Best moment: A surprise rendition of the 1959 country music classic “Long Black Veil.” Totally out of nowhere. Totally more interesting than anything Dave Matthews ever did.
Synopsis: Hosted by E.J. Atkins of The Knolly Moles, it appears to be the most active of the bunch. Sure, things started out slowly, but before long, it went from sparse to kind of crowded. And then from kind of crowded to crowded. And then from crowded to move out of my way. And then from move out of my way to no, seriously, I need to use the bathroom. This had, by far, the widest array of local artists among the Thursday bunch and the range in talent provided for some notable performances. In addition to “Long Black Veil,” I heard everything from Incubus’ “Pardon Me” to the old great depressing standard “You Are My Sunshine.” Oh, and then there’s E.J.’s laugh, which kind of sounds like the insides of Bea Arthur’s shoe. It’s the most busy open mic I visited and, all told, it’s probably the rowdiest one, too. I ran into members of Signs Point East, The Knolly Moles and Kabob-O-Taj there … and that was all within the first hour of walking in the door. By the time the Charlie Chaplin-dancing guy weirded everyone out, people were spilling into the street. “It gets more and more crazy as the night goes,” E.J. told me when I first arrived. Yep.
Quote Of The Night: “If I don’t get my whiskey, I surely will die.” Famous words from a famous host.

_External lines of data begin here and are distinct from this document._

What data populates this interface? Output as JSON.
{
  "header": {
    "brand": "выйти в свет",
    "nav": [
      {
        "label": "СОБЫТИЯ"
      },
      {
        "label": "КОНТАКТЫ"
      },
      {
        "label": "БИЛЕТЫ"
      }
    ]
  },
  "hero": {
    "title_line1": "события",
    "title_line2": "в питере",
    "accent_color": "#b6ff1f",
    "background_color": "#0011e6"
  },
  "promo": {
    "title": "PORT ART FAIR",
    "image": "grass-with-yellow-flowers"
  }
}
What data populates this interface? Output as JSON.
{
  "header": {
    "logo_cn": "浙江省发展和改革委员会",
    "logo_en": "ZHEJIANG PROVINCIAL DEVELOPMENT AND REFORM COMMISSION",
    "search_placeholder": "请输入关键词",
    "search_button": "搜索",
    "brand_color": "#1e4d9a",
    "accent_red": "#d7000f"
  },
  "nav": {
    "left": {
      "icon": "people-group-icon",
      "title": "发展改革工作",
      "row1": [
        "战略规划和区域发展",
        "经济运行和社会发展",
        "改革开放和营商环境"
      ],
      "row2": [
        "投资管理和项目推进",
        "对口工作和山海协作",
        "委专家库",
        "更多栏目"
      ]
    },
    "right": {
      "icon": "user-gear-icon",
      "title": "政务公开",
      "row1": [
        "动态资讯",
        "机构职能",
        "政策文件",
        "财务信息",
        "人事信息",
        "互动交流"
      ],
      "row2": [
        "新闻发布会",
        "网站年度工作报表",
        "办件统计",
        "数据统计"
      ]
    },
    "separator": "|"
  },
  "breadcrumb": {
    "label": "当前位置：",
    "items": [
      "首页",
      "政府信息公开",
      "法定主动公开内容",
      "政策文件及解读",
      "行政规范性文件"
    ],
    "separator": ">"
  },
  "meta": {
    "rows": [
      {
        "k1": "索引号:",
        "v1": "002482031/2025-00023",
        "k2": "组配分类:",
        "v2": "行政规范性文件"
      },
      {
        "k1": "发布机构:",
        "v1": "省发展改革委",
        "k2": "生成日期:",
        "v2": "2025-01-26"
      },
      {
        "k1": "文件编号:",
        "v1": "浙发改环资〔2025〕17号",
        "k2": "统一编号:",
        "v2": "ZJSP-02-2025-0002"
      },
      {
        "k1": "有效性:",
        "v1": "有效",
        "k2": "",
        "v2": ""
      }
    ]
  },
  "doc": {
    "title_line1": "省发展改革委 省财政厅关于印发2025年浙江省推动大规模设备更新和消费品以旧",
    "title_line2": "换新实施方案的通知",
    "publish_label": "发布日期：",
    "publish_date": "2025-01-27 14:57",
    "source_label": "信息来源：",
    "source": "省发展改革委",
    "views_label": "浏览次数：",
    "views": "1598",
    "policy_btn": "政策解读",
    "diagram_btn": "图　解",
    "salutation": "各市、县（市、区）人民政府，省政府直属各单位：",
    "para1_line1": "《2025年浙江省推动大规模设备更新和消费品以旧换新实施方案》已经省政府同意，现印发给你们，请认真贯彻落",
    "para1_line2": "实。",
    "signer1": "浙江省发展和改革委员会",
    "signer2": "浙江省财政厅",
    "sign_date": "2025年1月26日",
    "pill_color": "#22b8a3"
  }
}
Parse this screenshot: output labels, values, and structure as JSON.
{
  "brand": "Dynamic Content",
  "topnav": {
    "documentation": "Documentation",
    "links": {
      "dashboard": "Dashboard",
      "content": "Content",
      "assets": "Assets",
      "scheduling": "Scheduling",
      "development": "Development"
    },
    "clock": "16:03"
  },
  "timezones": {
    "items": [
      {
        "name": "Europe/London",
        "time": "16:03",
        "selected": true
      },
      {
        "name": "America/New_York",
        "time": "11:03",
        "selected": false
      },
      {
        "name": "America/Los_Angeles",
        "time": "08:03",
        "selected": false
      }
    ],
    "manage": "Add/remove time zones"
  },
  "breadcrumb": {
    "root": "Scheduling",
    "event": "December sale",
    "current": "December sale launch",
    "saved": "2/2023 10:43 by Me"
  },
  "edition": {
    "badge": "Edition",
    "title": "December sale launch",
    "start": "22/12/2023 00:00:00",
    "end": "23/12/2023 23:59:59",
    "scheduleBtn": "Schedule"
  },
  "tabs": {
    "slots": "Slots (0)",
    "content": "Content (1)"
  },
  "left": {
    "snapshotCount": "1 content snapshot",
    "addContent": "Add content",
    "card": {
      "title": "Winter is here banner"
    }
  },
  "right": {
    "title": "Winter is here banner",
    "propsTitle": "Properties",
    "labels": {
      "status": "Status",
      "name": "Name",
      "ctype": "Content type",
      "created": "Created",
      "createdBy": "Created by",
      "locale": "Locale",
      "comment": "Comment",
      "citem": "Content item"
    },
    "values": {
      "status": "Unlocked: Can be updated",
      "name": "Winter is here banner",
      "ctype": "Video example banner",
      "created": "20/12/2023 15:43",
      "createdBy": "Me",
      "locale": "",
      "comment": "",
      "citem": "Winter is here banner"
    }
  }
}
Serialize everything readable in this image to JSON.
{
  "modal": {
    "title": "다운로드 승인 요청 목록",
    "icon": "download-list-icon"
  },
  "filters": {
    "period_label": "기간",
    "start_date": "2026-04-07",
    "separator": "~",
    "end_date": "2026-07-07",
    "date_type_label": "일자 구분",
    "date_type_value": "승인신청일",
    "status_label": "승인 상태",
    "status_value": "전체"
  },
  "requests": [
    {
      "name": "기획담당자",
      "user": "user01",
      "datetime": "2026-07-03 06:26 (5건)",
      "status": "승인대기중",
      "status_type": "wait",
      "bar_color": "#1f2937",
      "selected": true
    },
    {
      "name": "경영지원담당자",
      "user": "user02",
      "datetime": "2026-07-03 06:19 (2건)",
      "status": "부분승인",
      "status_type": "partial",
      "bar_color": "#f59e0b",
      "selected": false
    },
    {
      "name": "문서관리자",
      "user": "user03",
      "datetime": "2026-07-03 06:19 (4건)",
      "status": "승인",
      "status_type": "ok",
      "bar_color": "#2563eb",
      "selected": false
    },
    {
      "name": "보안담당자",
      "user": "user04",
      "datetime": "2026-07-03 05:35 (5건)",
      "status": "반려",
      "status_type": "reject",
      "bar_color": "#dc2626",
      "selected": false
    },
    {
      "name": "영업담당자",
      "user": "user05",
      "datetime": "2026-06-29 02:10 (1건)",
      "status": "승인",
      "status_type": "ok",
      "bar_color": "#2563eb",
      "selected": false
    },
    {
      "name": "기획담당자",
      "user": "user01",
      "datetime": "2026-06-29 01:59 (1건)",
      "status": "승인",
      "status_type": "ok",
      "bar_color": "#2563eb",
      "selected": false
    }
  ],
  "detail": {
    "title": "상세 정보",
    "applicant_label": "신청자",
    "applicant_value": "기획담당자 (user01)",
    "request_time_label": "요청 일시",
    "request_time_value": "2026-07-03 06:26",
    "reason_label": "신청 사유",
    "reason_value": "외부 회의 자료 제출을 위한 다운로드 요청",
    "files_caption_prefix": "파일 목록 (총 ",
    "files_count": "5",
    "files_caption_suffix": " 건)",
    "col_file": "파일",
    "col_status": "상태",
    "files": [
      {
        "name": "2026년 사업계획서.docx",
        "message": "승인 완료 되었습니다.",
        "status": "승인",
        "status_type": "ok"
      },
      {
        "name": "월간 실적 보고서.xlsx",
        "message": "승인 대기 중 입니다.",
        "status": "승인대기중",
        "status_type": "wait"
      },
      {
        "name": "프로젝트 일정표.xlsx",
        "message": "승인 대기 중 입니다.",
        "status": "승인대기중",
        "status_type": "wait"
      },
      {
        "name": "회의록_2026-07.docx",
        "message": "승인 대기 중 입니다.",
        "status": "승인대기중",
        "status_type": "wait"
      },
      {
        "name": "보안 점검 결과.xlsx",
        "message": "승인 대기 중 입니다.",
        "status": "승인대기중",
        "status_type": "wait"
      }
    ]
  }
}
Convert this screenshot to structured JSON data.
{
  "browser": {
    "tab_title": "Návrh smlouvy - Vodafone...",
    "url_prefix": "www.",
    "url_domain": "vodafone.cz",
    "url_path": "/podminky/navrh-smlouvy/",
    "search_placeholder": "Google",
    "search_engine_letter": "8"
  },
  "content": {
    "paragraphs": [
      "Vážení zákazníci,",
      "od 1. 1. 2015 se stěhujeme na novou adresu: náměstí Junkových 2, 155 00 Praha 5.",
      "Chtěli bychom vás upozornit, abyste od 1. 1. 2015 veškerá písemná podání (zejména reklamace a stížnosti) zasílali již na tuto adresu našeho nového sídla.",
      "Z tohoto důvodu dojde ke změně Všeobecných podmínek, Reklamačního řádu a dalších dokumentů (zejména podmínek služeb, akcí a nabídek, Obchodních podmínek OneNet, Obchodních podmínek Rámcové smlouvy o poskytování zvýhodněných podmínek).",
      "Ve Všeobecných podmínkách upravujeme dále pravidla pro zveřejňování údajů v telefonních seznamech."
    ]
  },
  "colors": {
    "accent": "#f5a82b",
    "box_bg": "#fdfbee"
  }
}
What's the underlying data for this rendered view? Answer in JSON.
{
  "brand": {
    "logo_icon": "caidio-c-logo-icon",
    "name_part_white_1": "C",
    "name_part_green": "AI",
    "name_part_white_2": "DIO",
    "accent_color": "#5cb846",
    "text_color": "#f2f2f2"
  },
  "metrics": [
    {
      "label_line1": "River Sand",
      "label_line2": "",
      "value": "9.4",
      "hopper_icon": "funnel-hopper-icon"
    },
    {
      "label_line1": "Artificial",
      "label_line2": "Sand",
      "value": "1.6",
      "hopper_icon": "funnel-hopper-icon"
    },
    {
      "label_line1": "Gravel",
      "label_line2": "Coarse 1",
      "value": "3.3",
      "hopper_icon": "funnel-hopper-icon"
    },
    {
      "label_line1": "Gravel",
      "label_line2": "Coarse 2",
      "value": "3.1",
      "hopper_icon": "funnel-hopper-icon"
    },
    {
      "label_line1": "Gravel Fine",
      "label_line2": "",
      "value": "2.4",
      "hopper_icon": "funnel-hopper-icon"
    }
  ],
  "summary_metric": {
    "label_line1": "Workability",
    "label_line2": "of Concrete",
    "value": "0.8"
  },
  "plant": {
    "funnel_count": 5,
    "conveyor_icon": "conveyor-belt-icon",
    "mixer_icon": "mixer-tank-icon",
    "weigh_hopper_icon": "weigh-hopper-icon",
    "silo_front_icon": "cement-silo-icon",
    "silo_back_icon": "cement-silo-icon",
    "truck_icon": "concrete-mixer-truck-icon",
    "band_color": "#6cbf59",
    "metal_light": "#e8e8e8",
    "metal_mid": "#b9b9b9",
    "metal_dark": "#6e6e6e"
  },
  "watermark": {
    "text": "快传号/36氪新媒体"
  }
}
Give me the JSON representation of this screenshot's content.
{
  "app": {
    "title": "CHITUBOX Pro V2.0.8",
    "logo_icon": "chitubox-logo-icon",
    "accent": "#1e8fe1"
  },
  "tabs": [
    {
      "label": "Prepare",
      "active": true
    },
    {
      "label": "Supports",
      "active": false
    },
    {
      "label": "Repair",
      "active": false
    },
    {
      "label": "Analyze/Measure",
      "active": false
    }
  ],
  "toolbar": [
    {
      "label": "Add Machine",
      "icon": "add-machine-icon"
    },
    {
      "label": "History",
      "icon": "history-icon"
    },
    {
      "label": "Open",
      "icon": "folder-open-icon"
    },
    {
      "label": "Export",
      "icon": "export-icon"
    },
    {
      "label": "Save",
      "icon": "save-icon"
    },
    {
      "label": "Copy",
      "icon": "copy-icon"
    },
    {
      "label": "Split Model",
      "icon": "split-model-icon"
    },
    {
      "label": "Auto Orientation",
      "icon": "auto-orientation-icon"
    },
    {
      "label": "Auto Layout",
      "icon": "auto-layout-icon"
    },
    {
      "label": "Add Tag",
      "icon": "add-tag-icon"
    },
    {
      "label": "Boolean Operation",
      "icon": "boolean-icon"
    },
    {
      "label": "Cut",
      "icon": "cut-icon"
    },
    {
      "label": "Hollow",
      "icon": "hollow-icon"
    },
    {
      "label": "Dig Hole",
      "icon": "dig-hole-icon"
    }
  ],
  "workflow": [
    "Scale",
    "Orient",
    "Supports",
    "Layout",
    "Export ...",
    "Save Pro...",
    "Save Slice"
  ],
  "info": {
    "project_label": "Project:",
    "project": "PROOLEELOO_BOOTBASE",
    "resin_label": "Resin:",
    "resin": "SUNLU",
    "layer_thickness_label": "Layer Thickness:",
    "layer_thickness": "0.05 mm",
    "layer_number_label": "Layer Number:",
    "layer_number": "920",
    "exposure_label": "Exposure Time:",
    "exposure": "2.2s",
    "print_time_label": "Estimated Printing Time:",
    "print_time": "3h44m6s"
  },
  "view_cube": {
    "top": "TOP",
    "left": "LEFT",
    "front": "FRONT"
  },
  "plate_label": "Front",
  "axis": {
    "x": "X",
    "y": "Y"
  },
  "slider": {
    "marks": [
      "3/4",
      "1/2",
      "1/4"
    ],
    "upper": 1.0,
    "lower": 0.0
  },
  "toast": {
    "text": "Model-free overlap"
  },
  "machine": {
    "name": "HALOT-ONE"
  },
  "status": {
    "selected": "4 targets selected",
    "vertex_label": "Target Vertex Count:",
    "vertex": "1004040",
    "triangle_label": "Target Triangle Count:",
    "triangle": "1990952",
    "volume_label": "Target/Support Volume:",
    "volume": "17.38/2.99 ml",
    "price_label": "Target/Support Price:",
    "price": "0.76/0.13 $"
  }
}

Rated On A Scale Of Justin Bieber To Razorblade: Trey Anastasio playing Jerry Garcia’s guitar parts at upcoming Grateful Dead shows in Chicago.